But science is young. The people who lived before Francis Bacon and the other Enlightenment thinkers who created science did not adhere to it. So the ancients were more willing to accept the truth of a vision from heaven.
These stories are not un-scientific. They’re pre-scientific. They led to science and, therefore, are not science themselves.
This means that we should not reject them on the grounds that they are not scientifically true. They are part of the foundation upon which science was built. So without them, science falls away.
This is the reason why postmodernism, which rejects empiricism, arose after science had been used to refute many religious claims.
Scientists destroyed their own foundation.
End of Note
Constantine was rumored to have experienced several events which led him to convert.
We have been informed that Constantine was led to honor the Christian religion by the concurrence of several different events, particularly by the appearance of a sign from heaven.
Constantine fought a civil war within the Roman Empire.
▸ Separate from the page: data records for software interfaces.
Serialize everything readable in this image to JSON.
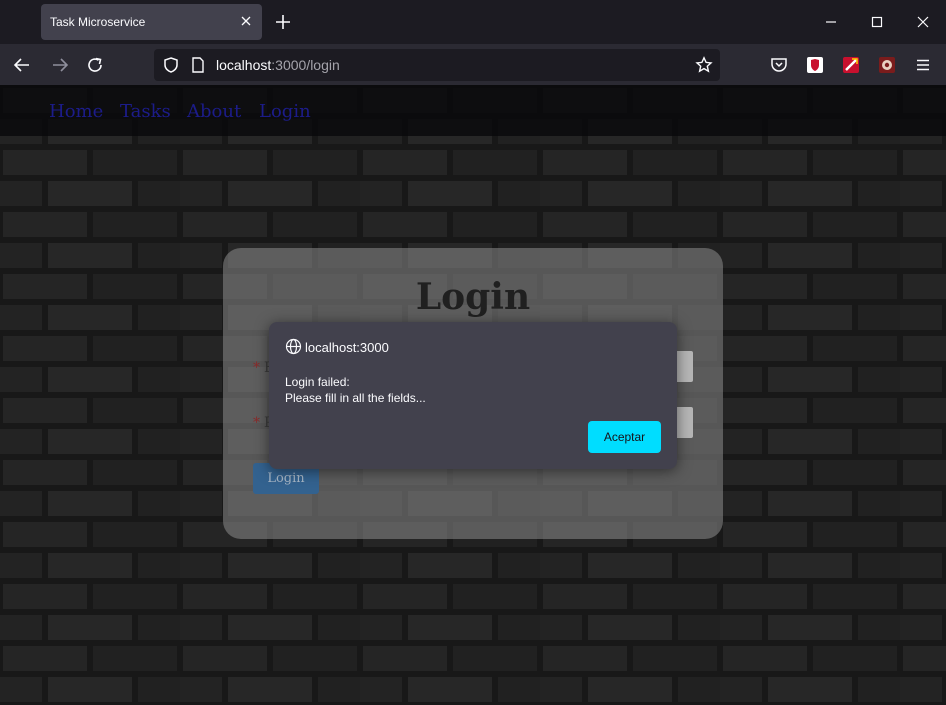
{
  "browser": {
    "tab_title": "Task Microservice",
    "url_host": "localhost",
    "url_rest": ":3000/login"
  },
  "site": {
    "nav": [
      "Home",
      "Tasks",
      "About",
      "Login"
    ]
  },
  "login": {
    "title": "Login",
    "required_mark": "*",
    "email_label_partial": "E",
    "password_label_partial": "P",
    "button_label": "Login"
  },
  "dialog": {
    "origin": "localhost:3000",
    "line1": "Login failed:",
    "line2": "Please fill in all the fields...",
    "button_label": "Aceptar"
  },
  "colors": {
    "accent": "#00ddff",
    "toolbar": "#2b2a33",
    "titlebar": "#1c1b22"
  }
}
He looked to the sky for aid and saw a cross there.
When he first formed the resolution of entering into a war against Maxentius, he was beset with doubts as to the means of carrying on his military operations, and as to the quarter whence he could look for assistance. In the midst of his perplexity, he saw, in a vision, the sight of the cross shining in heaven.
Angels told Constantine to build the same cross in order to receive their aid.
He was amazed at the spectacle, but some holy angels who were standing by, exclaimed, Oh, Constantine! By this symbol, conquer! And it is said that Christ himself appeared to him, and showed him the symbol of the cross, and commanded him to construct one like it, and to retain it as his help in battle, as it would insure the victory.
Several people witnessed Constantine’s receipt of the vision.
Eusebius, surnamed Pamphilus, affirms that he heard the emperor declare with an oath, as the sun was on the point of inclining about the middle of the day, he and the soldiers who were with him saw in heaven the trophy of the cross composed of light, and encircled by the following words: By this sign, conquer.
Jesus appeared to Constantine and explained the meaning of his vision.
This vision met him by the way, when he was perplexed as to whither he should lead his army. While he was reflecting on what this could mean, night came; and when he fell asleep, Christ appeared with the sign which he had seen in heaven, and commanded him to construct a representation of the symbol, and to use it as his help in hostile encounters. There was nothing further to be elucidated; for the emperor clearly apprehended the necessity of serving God.
Constantine consults with the Christian leaders afterward.
At daybreak, he called together the priests of Christ, and questioned them concerning their doctrines. They opened the sacred Scriptures, and expounded the truths relative to Christ, and showed him from the prophets, how the signs which had been predicted, had been fulfilled.
The priests describe the meaning of Constantine’s vision.
The sign which had appeared to him was the symbol, they said, of the victory over hell; for Christ came among men, was stretched upon the cross, died, and returned to life the third day. On this account, they said, there was hope that at the close of the present dispensation, there would be a general resurrection of the dead, and entrance upon immortality, when those who had led a good life would receive accordingly, and those who had done evil would be punished.
Christ the Redeemer
Yet, continued they, the means of salvation and of purification from sin are provided; namely, for the uninitiated, initiation according to the canons of the church; and for the initiated, abstinence from renewed sin. But as few, even among holy men, are capable of complying with this latter condition, another method of purification is set forth, namely, repentance; for God, in his love towards man, bestows forgiveness on those who have fallen into sin, on their repentance, and the confirmation of their repentance by good works.